Activate the Logging API

You need to “enable” the logging API before you can use it. The fact that you have to manually toggle APIs is probably a historical artifact at GCP. Just go here and flip it on. Make sure you are pointed to the right project.

If you don’t do this first you may tickle a bug in Docker/aufs that will make the container un-deletable.

Launch a container

Now just launch a container and have it log to GCP.

$ docker run -d --name my-container \
  --log-driver=gcplogs \
  --log-opt gcp-log-cmd=true \

You can also set gcplogs as the default for all containers in the daemon but I haven’t tried that yet.

View Logs on Cloud Console

You can now view these logs on the cloud console. Again, make sure you are pointed at the right project.

Google Cloud Console Logging

To be honest, there is a lot of structure here and the web UI isn’t as smooth as it could be. You can filter on these fields but you can’t control what is shown.

You can filter which events are shown. This bit is a bit confusing. It looks like there are 2 filter UIs. I was using the “advanced” filter UI that you can get to from the little down arrow icon to the right of the filter box. The easiest thing to filter on is the container name like so:"/my-container"

In addition, there is a v1 syntax and a v2 syntax. I think this box uses the v1 syntax. It isn’t clear how deep the differences are.

View logs from the command line

Because of the lack of control on which fields are show in the log viewer, it is probably best to view logs from the command line. Note that this is beta level in gcloud so the examples here may break in the future.

First, install the beta gcloud tools if you don’t already have them.

gcloud components install beta

Now you can list the logs easily using gcloud beta logging read. I bundled this up into a shell function that is in my .bashrc.

function gcloud-docker-logs {
  local dayago
  if [ $(uname -s) = "Darwin" ]; then
    dayago=$(date -v-1d -u '+%Y-%m-%dT%H:%M:%SZ')
    dayago=$(date  --date="-1 day" -Isec -u)

  gcloud beta logging read \
    --order ASC \
    --format='value(timestamp,' \
    "\"/$1\" AND timestamp > \"${dayago}\""

Decoder ring:

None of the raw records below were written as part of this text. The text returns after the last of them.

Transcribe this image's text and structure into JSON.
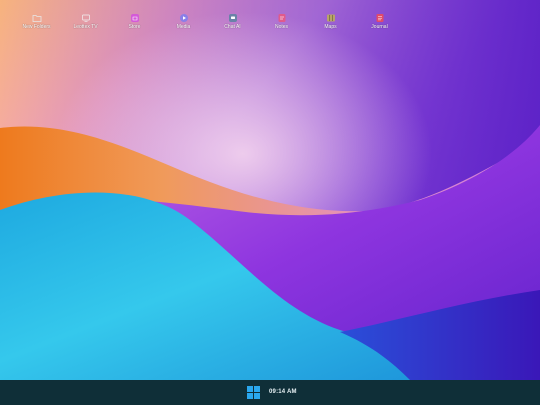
{
  "desktop": {
    "icons": [
      {
        "label": "New Folders",
        "icon": "folder-icon",
        "color": "#d9d9d9"
      },
      {
        "label": "Leottex TV",
        "icon": "tv-icon",
        "color": "#f2f2f2"
      },
      {
        "label": "Store",
        "icon": "store-icon",
        "color": "#d45ad8"
      },
      {
        "label": "Media",
        "icon": "media-icon",
        "color": "#8a7fe8"
      },
      {
        "label": "Chat AI",
        "icon": "chat-icon",
        "color": "#6a82a8"
      },
      {
        "label": "Notes",
        "icon": "notes-icon",
        "color": "#e05a8c"
      },
      {
        "label": "Maps",
        "icon": "map-icon",
        "color": "#b9a46a"
      },
      {
        "label": "Journal",
        "icon": "journal-icon",
        "color": "#e04a6a"
      }
    ]
  },
  "taskbar": {
    "clock": "09:14 AM",
    "start_icon": "windows-start-icon",
    "background": "#0f2f38",
    "accent": "#2aa7ee"
  }
}
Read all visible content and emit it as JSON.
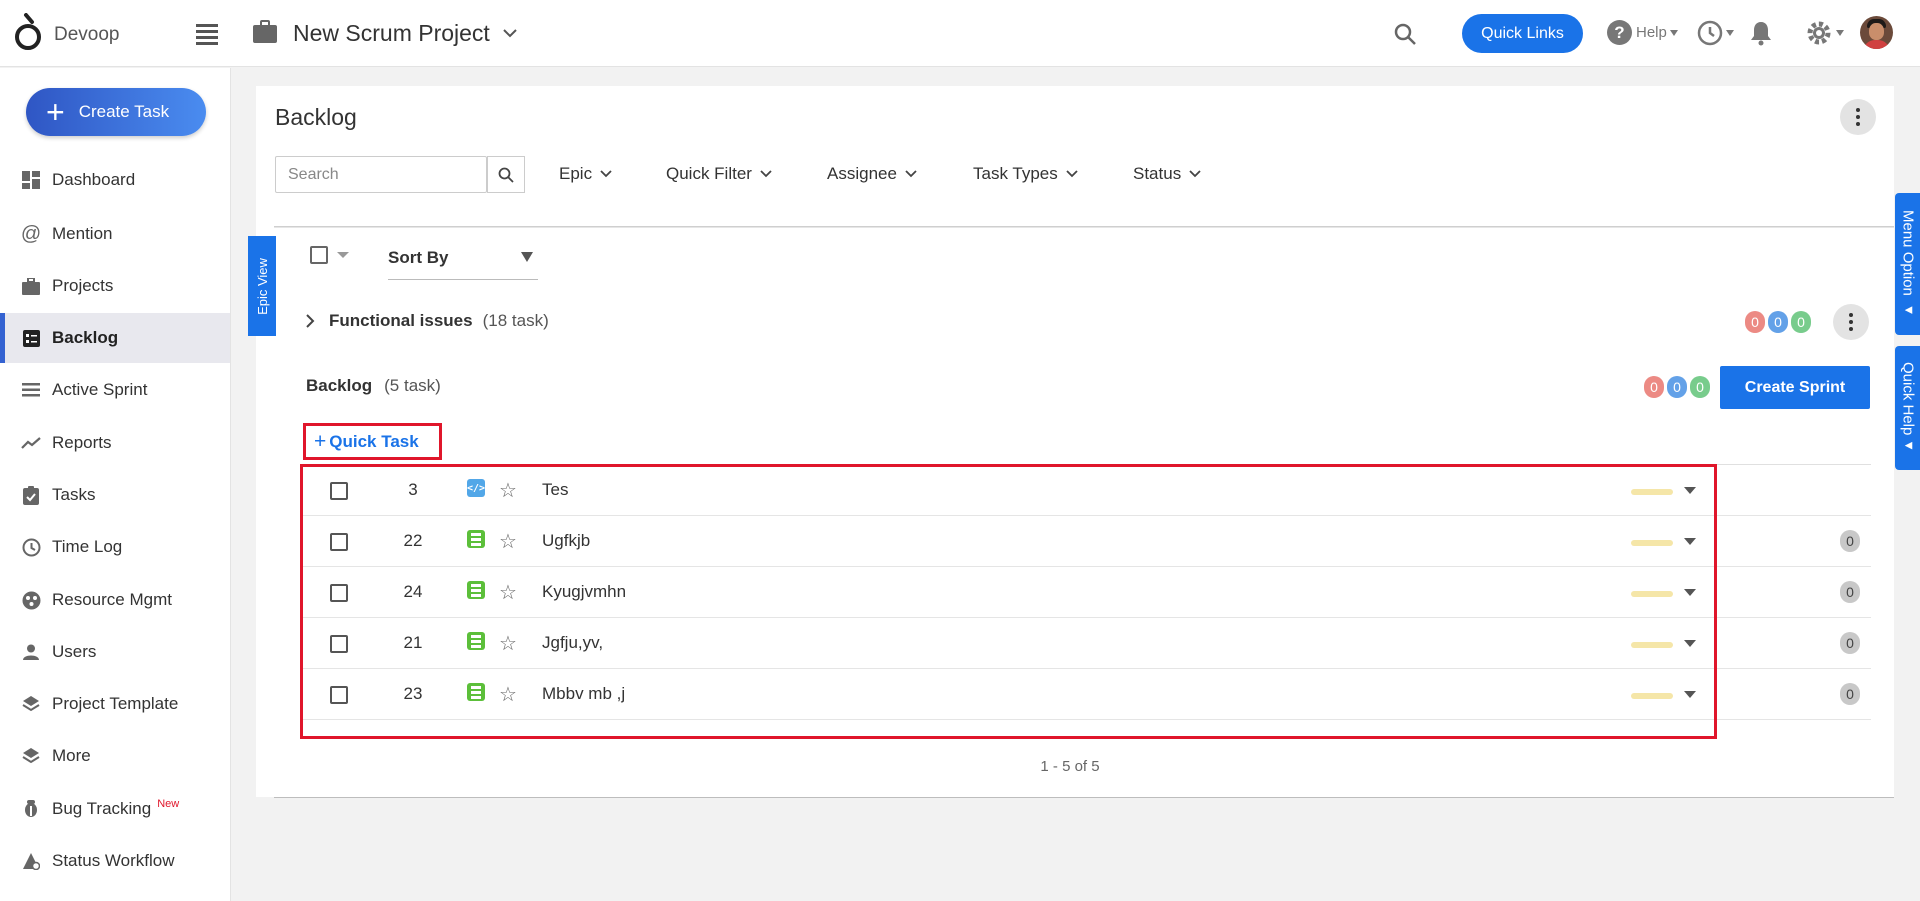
{
  "app": {
    "logo_text": "Devoop"
  },
  "header": {
    "project_title": "New Scrum Project",
    "quick_links_label": "Quick Links",
    "help_label": "Help"
  },
  "sidebar": {
    "create_task_label": "Create Task",
    "items": [
      {
        "label": "Dashboard",
        "icon": "dashboard-icon"
      },
      {
        "label": "Mention",
        "icon": "at-icon"
      },
      {
        "label": "Projects",
        "icon": "briefcase-icon"
      },
      {
        "label": "Backlog",
        "icon": "backlog-icon",
        "active": true
      },
      {
        "label": "Active Sprint",
        "icon": "sprint-icon"
      },
      {
        "label": "Reports",
        "icon": "chart-line-icon"
      },
      {
        "label": "Tasks",
        "icon": "clipboard-check-icon"
      },
      {
        "label": "Time Log",
        "icon": "clock-icon"
      },
      {
        "label": "Resource Mgmt",
        "icon": "resource-icon"
      },
      {
        "label": "Users",
        "icon": "user-icon"
      },
      {
        "label": "Project Template",
        "icon": "layers-icon"
      },
      {
        "label": "More",
        "icon": "layers-icon"
      },
      {
        "label": "Bug Tracking",
        "icon": "bug-icon",
        "badge": "New"
      },
      {
        "label": "Status Workflow",
        "icon": "workflow-icon"
      }
    ]
  },
  "main": {
    "title": "Backlog",
    "search_placeholder": "Search",
    "filters": [
      "Epic",
      "Quick Filter",
      "Assignee",
      "Task Types",
      "Status"
    ],
    "epic_view_label": "Epic View",
    "sort_by_label": "Sort By",
    "epic_group": {
      "name": "Functional issues",
      "count": "(18 task)",
      "dots": [
        "0",
        "0",
        "0"
      ]
    },
    "backlog": {
      "name": "Backlog",
      "count": "(5 task)",
      "dots": [
        "0",
        "0",
        "0"
      ],
      "create_sprint_label": "Create Sprint",
      "quick_task_label": "Quick Task"
    },
    "tasks": [
      {
        "id": "3",
        "type": "code",
        "title": "Tes",
        "badge": ""
      },
      {
        "id": "22",
        "type": "story",
        "title": "Ugfkjb",
        "badge": "0"
      },
      {
        "id": "24",
        "type": "story",
        "title": "Kyugjvmhn",
        "badge": "0"
      },
      {
        "id": "21",
        "type": "story",
        "title": "Jgfju,yv,",
        "badge": "0"
      },
      {
        "id": "23",
        "type": "story",
        "title": "Mbbv mb ,j",
        "badge": "0"
      }
    ],
    "pager_text": "1 - 5 of 5"
  },
  "side_tabs": {
    "menu_option": "Menu Option ◂",
    "quick_help": "Quick Help◂"
  },
  "colors": {
    "accent": "#1a73e8",
    "highlight_box": "#e0162b",
    "dot_red": "#ec8a84",
    "dot_blue": "#63a1e8",
    "dot_green": "#78cc8c"
  }
}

  • --order ASC makes it look like you are cating a log file.
  • --format='value(timestamp,' picks the fields we want to show. This is just the timestamp and the log line. For some reason in the web UI this is called structPayload but here it is jsonPayload. Perhaps this is v1 vs v2 of the API and filter syntax?
  • "\"/$1\"" is the filter to apply. Here we just slap in the name.
  • We limit this to the last day or logs. This happens by default when order is set to DESC but we want ascending order. Because of this we have to explicitly limit the date range. date is different on BSD systems (MacOS) vs. GNU systems (Linux). Ug.

Feedback for product groups

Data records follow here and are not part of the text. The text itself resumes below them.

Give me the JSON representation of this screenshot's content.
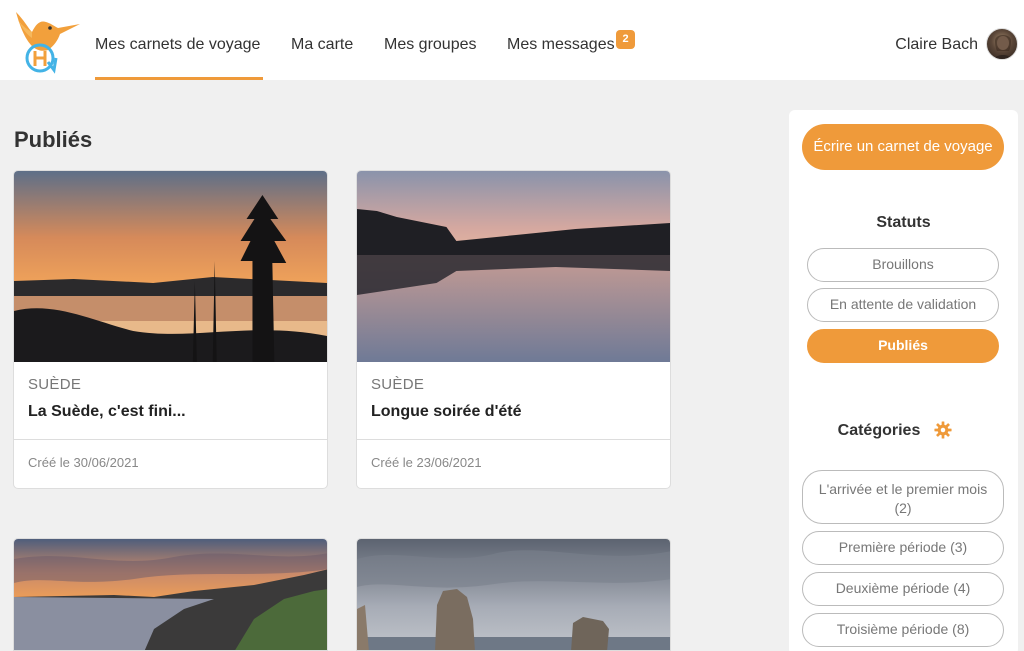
{
  "header": {
    "nav": [
      {
        "label": "Mes carnets de voyage"
      },
      {
        "label": "Ma carte"
      },
      {
        "label": "Mes groupes"
      },
      {
        "label": "Mes messages"
      }
    ],
    "messages_badge": "2",
    "user_name": "Claire Bach",
    "colors": {
      "accent": "#ef9a3a"
    }
  },
  "main": {
    "section_title": "Publiés",
    "cards": [
      {
        "country": "SUÈDE",
        "title": "La Suède, c'est fini...",
        "created": "Créé le 30/06/2021"
      },
      {
        "country": "SUÈDE",
        "title": "Longue soirée d'été",
        "created": "Créé le 23/06/2021"
      }
    ]
  },
  "sidebar": {
    "cta_label": "Écrire un carnet de voyage",
    "statuts_heading": "Statuts",
    "statuts": [
      "Brouillons",
      "En attente de validation",
      "Publiés"
    ],
    "categories_heading": "Catégories",
    "categories": [
      "L'arrivée et le premier mois (2)",
      "Première période (3)",
      "Deuxième période (4)",
      "Troisième période (8)"
    ]
  }
}
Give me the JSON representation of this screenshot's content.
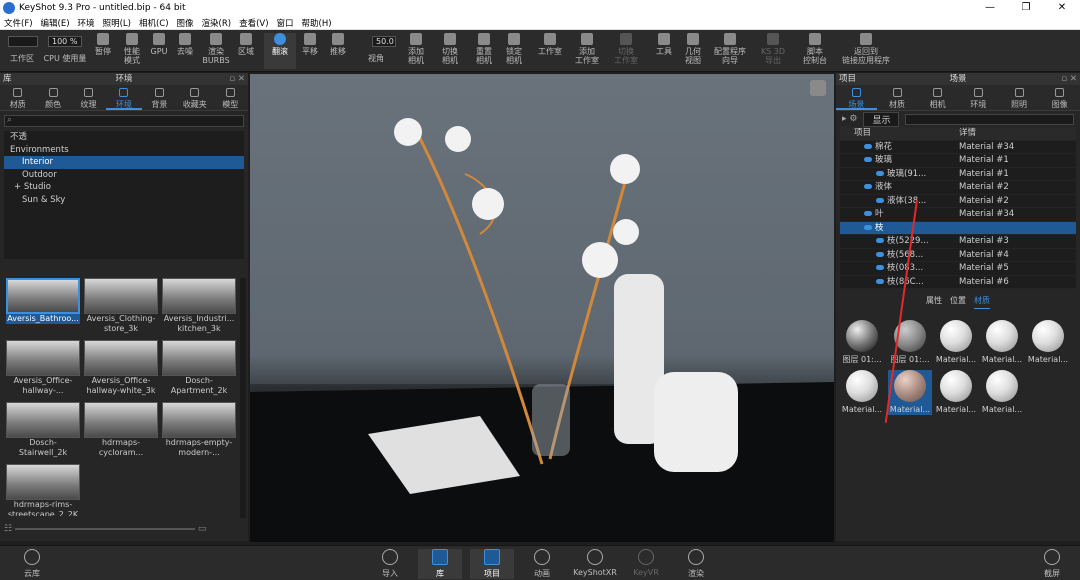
{
  "window": {
    "title": "KeyShot 9.3 Pro - untitled.bip - 64 bit",
    "min": "—",
    "max": "❐",
    "close": "✕"
  },
  "menu": [
    "文件(F)",
    "编辑(E)",
    "环境",
    "照明(L)",
    "相机(C)",
    "图像",
    "渲染(R)",
    "查看(V)",
    "窗口",
    "帮助(H)"
  ],
  "toolbar": {
    "cpu_value": "100 %",
    "fov_value": "50.0",
    "items": [
      {
        "label": "工作区"
      },
      {
        "label": "CPU 使用量"
      },
      {
        "label": "暂停"
      },
      {
        "label": "性能\n模式"
      },
      {
        "label": "GPU"
      },
      {
        "label": "去噪"
      },
      {
        "label": "渲染\nBURBS"
      },
      {
        "label": "区域"
      },
      {
        "label": "翻滚"
      },
      {
        "label": "平移"
      },
      {
        "label": "推移"
      },
      {
        "label": "视角"
      },
      {
        "label": "添加\n相机"
      },
      {
        "label": "切换\n相机"
      },
      {
        "label": "重置\n相机"
      },
      {
        "label": "锁定\n相机"
      },
      {
        "label": "工作室"
      },
      {
        "label": "添加\n工作室"
      },
      {
        "label": "切换\n工作室"
      },
      {
        "label": "工具"
      },
      {
        "label": "几何\n视图"
      },
      {
        "label": "配置程序\n向导"
      },
      {
        "label": "KS 3D\n导出"
      },
      {
        "label": "脚本\n控制台"
      },
      {
        "label": "返回到\n链接应用程序"
      }
    ]
  },
  "left": {
    "header": "库",
    "title": "环境",
    "tabs": [
      "材质",
      "颜色",
      "纹理",
      "环境",
      "背景",
      "收藏夹",
      "模型"
    ],
    "tree": [
      "不透",
      "Environments",
      "Interior",
      "Outdoor",
      "+ Studio",
      "Sun & Sky"
    ],
    "thumbs": [
      "Aversis_Bathroo...",
      "Aversis_Clothing-\nstore_3k",
      "Aversis_Industri...\nkitchen_3k",
      "Aversis_Office-\nhallway-...",
      "Aversis_Office-\nhallway-white_3k",
      "Dosch-\nApartment_2k",
      "Dosch-\nStairwell_2k",
      "hdrmaps-\ncycloram...",
      "hdrmaps-empty-\nmodern-...",
      "hdrmaps-rims-\nstreetscape_2_2K"
    ]
  },
  "right": {
    "header": "项目",
    "title": "场景",
    "tabs": [
      "场景",
      "材质",
      "相机",
      "环境",
      "照明",
      "图像"
    ],
    "show_label": "显示",
    "col_item": "项目",
    "col_detail": "详情",
    "rows": [
      {
        "name": "棉花",
        "detail": "Material #34"
      },
      {
        "name": "玻璃",
        "detail": "Material #1"
      },
      {
        "name": "玻璃(91...",
        "detail": "Material #1"
      },
      {
        "name": "液体",
        "detail": "Material #2"
      },
      {
        "name": "液体(38...",
        "detail": "Material #2"
      },
      {
        "name": "叶",
        "detail": "Material #34"
      },
      {
        "name": "枝",
        "detail": ""
      },
      {
        "name": "枝(5229...",
        "detail": "Material #3"
      },
      {
        "name": "枝(568...",
        "detail": "Material #4"
      },
      {
        "name": "枝(083...",
        "detail": "Material #5"
      },
      {
        "name": "枝(86C...",
        "detail": "Material #6"
      }
    ],
    "subtabs": [
      "属性",
      "位置",
      "材质"
    ],
    "mats": [
      "图层 01:...",
      "图层 01:...",
      "Material...",
      "Material...",
      "Material...",
      "Material...",
      "Material...",
      "Material...",
      "Material..."
    ]
  },
  "bottom": {
    "items": [
      "云库",
      "导入",
      "库",
      "项目",
      "动画",
      "KeyShotXR",
      "KeyVR",
      "渲染",
      "截屏"
    ]
  }
}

  • Docker logging should have rotation by default. The fact that out of the box it fills up your disk is horrible.
  • I’m sad that you still can’t change the scopes on a GCE instance while it is running. This has been in the bug database since scopes were first added.
  • There is a bunch of structure in that isn’t making it into the logging system. For instance, severity isn’t reflected (at least put stderr as WARN?). It also might be good to hoist the instance name and container name into the primary and secondary keys for logging. "primary_key" looks like something was left stubbed out.
  • The logging UI should let you select what to show in addition to filtering the events. As more structure gets added the simple JSON serialization that is there now won’t work. In addition, that JSON serialization seems to be non-deterministic with respect to field order.
  • gcloud beta logging read should have a “follow” mode so that you can tail the logs. This mode exists in the UI.
  • The GCP logging filter syntax is confusing and inconsistent. Simple vs advanced. v1 vs v2.
  • Why am I the one writing this guide? I don’t work for Google anymore.

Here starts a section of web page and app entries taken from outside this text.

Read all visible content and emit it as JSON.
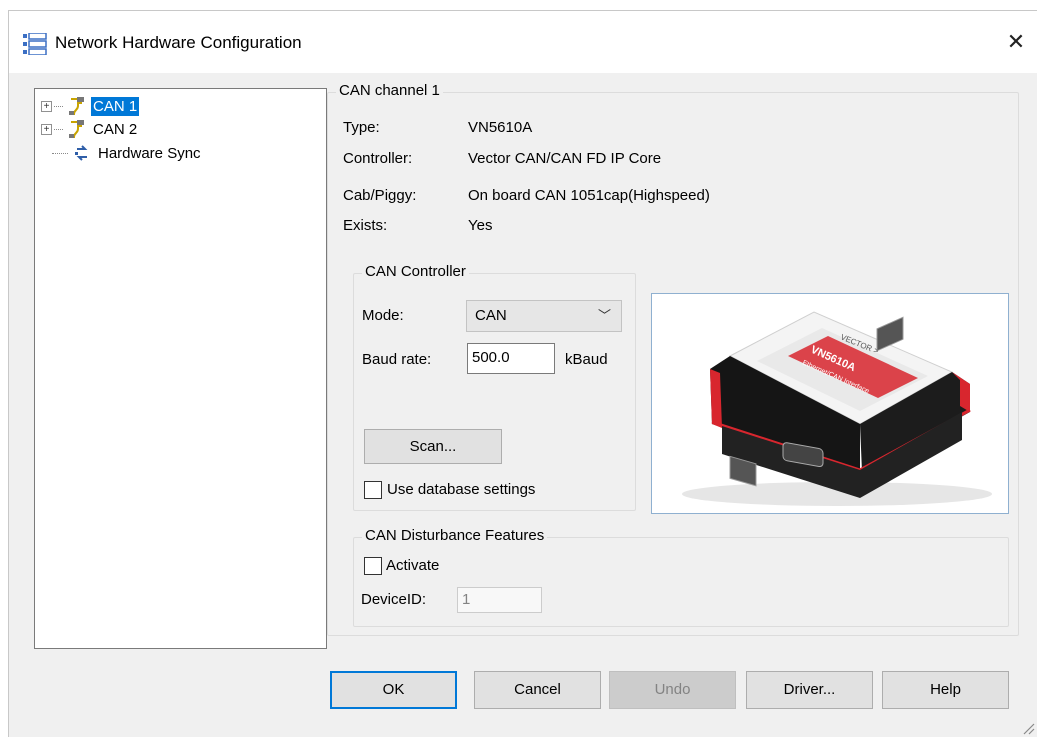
{
  "window": {
    "title": "Network Hardware Configuration",
    "close_label": "✕"
  },
  "tree": {
    "items": [
      {
        "label": "CAN 1",
        "expander": "+",
        "selected": true
      },
      {
        "label": "CAN 2",
        "expander": "+"
      },
      {
        "label": "Hardware Sync"
      }
    ]
  },
  "channel": {
    "group_title": "CAN channel 1",
    "type_label": "Type:",
    "type_value": "VN5610A",
    "controller_label": "Controller:",
    "controller_value": "Vector CAN/CAN FD IP Core",
    "cab_label": "Cab/Piggy:",
    "cab_value": "On board CAN 1051cap(Highspeed)",
    "exists_label": "Exists:",
    "exists_value": "Yes"
  },
  "can_controller": {
    "group_title": "CAN Controller",
    "mode_label": "Mode:",
    "mode_value": "CAN",
    "baud_label": "Baud rate:",
    "baud_value": "500.0",
    "baud_unit": "kBaud",
    "scan_button": "Scan...",
    "use_db_label": "Use database settings"
  },
  "device_image": {
    "brand": "VECTOR >",
    "model": "VN5610A",
    "subtitle": "Ethernet/CAN Interface"
  },
  "disturbance": {
    "group_title": "CAN Disturbance Features",
    "activate_label": "Activate",
    "device_id_label": "DeviceID:",
    "device_id_value": "1"
  },
  "buttons": {
    "ok": "OK",
    "cancel": "Cancel",
    "undo": "Undo",
    "driver": "Driver...",
    "help": "Help"
  },
  "colors": {
    "selection": "#0078d7",
    "accent_red": "#d8262e"
  }
}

  1. It isn’t that hard to set up log rotation but you have to do it. And after you do, docker logs can’t see old logs. Example on how to do that here.
  2. This scope is new since from when I worked at Google. I think it is a “catch all” scope across many GCP services. Kind of like root. I can’t find any documentation on it specifically.